_About this task_.
Every line in the entries where "icon" is found should be copied.

_Supplied material_.
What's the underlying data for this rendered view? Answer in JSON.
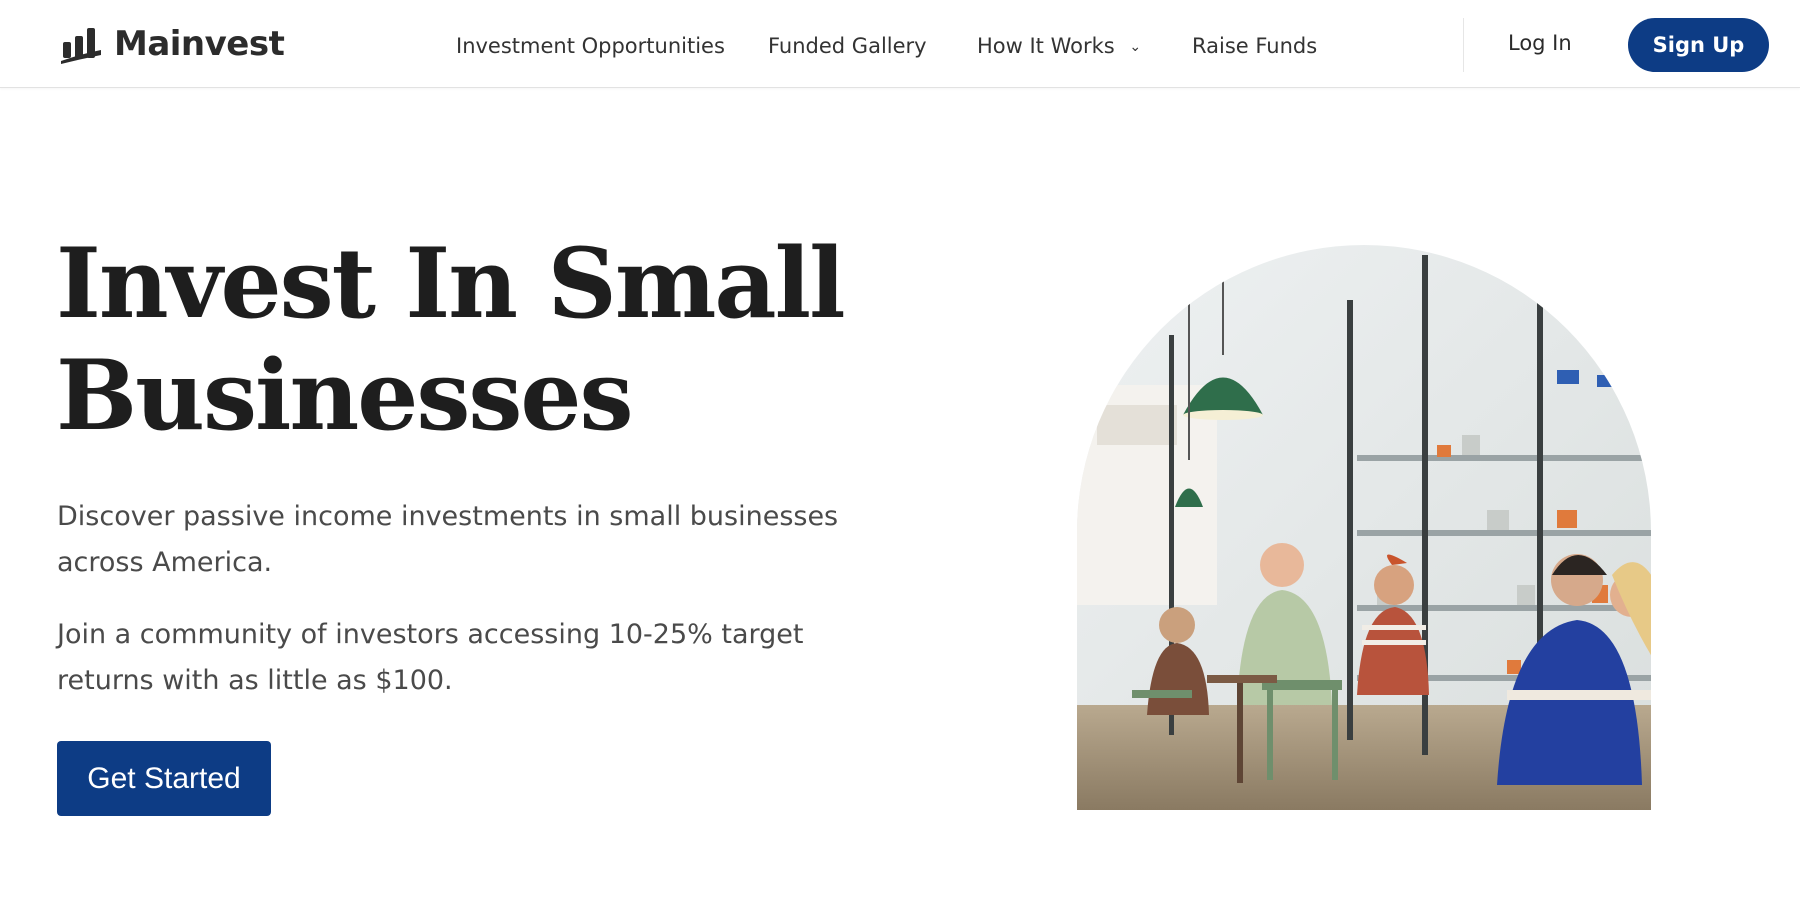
{
  "brand": {
    "name": "Mainvest",
    "logo_icon": "bar-chart-logo-icon",
    "accent_color": "#0d3c85"
  },
  "nav": {
    "items": [
      {
        "label": "Investment Opportunities"
      },
      {
        "label": "Funded Gallery"
      },
      {
        "label": "How It Works",
        "icon": "chevron-down-icon"
      },
      {
        "label": "Raise Funds"
      }
    ],
    "login_label": "Log In",
    "signup_label": "Sign Up"
  },
  "hero": {
    "title_line1": "Invest In Small",
    "title_line2": "Businesses",
    "paragraph1": "Discover passive income investments in small businesses across America.",
    "paragraph2": "Join a community of investors accessing 10-25% target returns with as little as $100.",
    "cta_label": "Get Started",
    "image_subject": "cafe-interior-photo"
  }
}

_The completed task_.
    "logo_icon": "bar-chart-logo-icon",
        "icon": "chevron-down-icon"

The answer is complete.